The male coyote stands 55 to 70 cm high at the shoulder and weighs 15 to 25 kg. Females are slightly smaller. The coyote’s ears are wide, pointed and erect. The muzzle tapers down to a black nose.
The long, soft fur is generally tawny-grey and darker on the hind part of the back.
Legs, paws, muzzle and the back of the ears are more yellowish in colour; the throat and belly are whiter. The coyote is dark in summer and lighter coloured in winter.
A pair of coyotes may remain together for several years. Mating takes place during February and March. Two months later, the female gives birth to three to twelve pups.
Though hares and rodents make up the main part of the coyote’s diet, it will eat almost anything including insects and berries in summer, deer fawns in spring and adult deer when snow conditions are right.
Sarcoptic mange, an infestation of mites that causes loss of hair, sometimes leads to the coyote’s death. Coyotes are also subject to distemper and rabies.
Bounties and other methods used to exterminate the coyote have been unsuccessful.
The coyote has highly developed senses of hearing and smell.

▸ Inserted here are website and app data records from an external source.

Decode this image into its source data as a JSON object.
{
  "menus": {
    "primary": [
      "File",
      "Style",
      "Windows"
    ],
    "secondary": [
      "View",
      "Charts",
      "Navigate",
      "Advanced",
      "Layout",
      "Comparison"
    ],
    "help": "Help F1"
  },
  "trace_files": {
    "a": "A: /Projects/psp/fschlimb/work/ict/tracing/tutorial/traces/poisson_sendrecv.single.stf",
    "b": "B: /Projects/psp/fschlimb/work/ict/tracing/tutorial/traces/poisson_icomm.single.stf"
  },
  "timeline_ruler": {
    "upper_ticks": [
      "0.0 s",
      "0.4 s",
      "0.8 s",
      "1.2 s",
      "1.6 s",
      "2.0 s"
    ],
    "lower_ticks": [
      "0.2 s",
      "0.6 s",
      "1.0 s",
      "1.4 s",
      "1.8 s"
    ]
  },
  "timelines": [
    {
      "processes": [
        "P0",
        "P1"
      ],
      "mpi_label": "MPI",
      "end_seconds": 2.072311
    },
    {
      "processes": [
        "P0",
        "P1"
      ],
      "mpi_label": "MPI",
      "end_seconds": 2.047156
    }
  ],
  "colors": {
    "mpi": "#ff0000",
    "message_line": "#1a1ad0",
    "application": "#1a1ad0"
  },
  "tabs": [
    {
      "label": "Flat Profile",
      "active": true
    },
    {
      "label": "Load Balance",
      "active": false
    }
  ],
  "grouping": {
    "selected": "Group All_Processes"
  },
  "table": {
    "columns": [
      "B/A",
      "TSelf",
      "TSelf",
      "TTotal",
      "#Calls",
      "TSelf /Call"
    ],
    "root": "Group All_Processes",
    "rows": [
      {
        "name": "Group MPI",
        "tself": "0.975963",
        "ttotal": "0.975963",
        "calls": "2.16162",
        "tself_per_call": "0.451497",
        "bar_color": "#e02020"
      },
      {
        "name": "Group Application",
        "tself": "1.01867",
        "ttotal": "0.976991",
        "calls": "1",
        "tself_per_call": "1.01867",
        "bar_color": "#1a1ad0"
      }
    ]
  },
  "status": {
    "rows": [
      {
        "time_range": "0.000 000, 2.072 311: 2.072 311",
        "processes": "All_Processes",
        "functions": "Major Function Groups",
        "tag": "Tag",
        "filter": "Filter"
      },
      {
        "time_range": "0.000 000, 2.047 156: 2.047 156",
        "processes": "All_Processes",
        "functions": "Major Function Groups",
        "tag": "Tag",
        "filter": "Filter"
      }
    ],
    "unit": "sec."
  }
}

It is capable of reaching speeds of 64 km per hour. Swift, tough and intelligent, the coyote provides great challenge to any hunter. When fleeing, coyotes will stop to look back at their pursuer. If the hunter is ready and quick, this could be a final look by the coyote.